Thus, it is good news, and extremely important, that the Buffalo Urban Development Corp. has created a plan to do just that. It has produced a new Downtown Development Guide that city officials plan to send out to 450 local and national real estate developers to help build on the city's progress.

The 12-page brochure is the product of more than a year's effort to promote the city and attract more outside dollars to Buffalo by capitalizing on billions of dollars of existing investment. It identifies more than 20 properties and 21.5 acres available for development. The goal is to make it easy for investors to see the potential in Buffalo and to highlight various incentive programs offered by federal, state and local agencies.

The BUDC created the brochure with help from the city Office of Strategic Planning, Buffalo Niagara Partnership, Buffalo Niagara Enterprise, Buffalo Place and brokerage firm CBRE Buffalo.

Key to the effort is that it documents the changes already underway in Buffalo. It shows that the city is ripe for further investment. For example, the brochure, which is replete with maps, data and bright pictures, highlights the $200 million HarborCenter project, completed by Terry and Kim Pegula; the $150 million Conventus building on the Buffalo Niagara Medical Campus; the $110 million 250 Delaware building; the $8 million Planing Mill; and the $50 million Larkin Center of Commerce.

It also promotes the need for entrepreneurs to provide new amenities to meet the demands of a growing population.

It's a wise and forward-looking effort that shows city leaders are not only awake to the additional opportunities that the city's revival has created, but also to the risk that, without focus, it could stall. Indeed, that attention is being provided from a number of areas.

The Erie Canal Harbor Development Corp., for example, is continually upgrading the Canalside district. This year it added a bike ferry between the Inner and Outer harbors, started a light show on a grain elevator and significantly improved the amenities provided to winter skaters on The Ice at Canalside.

Local developers, meanwhile, can barely restrain their enthusiasm for creating new residential space, often out of old, abandoned buildings in the city center. The Cuomo administration and the ECHDC are both committed to developing the Outer Harbor area.
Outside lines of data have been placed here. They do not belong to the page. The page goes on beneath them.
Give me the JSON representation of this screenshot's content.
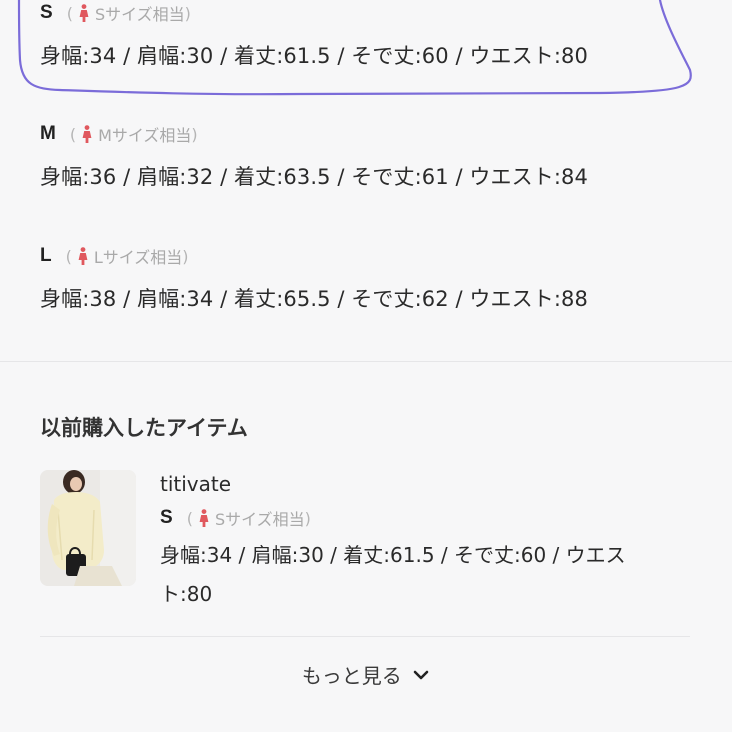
{
  "sizes": [
    {
      "letter": "S",
      "open_paren": "(",
      "equiv": "Sサイズ相当",
      "close_paren": ")",
      "measurements": "身幅:34 / 肩幅:30 / 着丈:61.5 / そで丈:60 / ウエスト:80"
    },
    {
      "letter": "M",
      "open_paren": "(",
      "equiv": "Mサイズ相当",
      "close_paren": ")",
      "measurements": "身幅:36 / 肩幅:32 / 着丈:63.5 / そで丈:61 / ウエスト:84"
    },
    {
      "letter": "L",
      "open_paren": "(",
      "equiv": "Lサイズ相当",
      "close_paren": ")",
      "measurements": "身幅:38 / 肩幅:34 / 着丈:65.5 / そで丈:62 / ウエスト:88"
    }
  ],
  "previous": {
    "title": "以前購入したアイテム",
    "item": {
      "brand": "titivate",
      "size_letter": "S",
      "open_paren": "(",
      "equiv": "Sサイズ相当",
      "close_paren": ")",
      "measurements_line1": "身幅:34 / 肩幅:30 / 着丈:61.5 / そで丈:60 / ウエス",
      "measurements_line2": "ト:80"
    }
  },
  "more_label": "もっと見る",
  "icons": {
    "person": "person-icon",
    "chevron": "chevron-down-icon"
  },
  "colors": {
    "highlight_stroke": "#7b6cd9",
    "person_icon": "#e0585e",
    "background": "#f7f7f8"
  }
}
But the brochure goes a step further. It looks not only to what can be done now, but what will help to maintain the momentum that Buffalo has suddenly achieved and that can, without direction, also be squandered.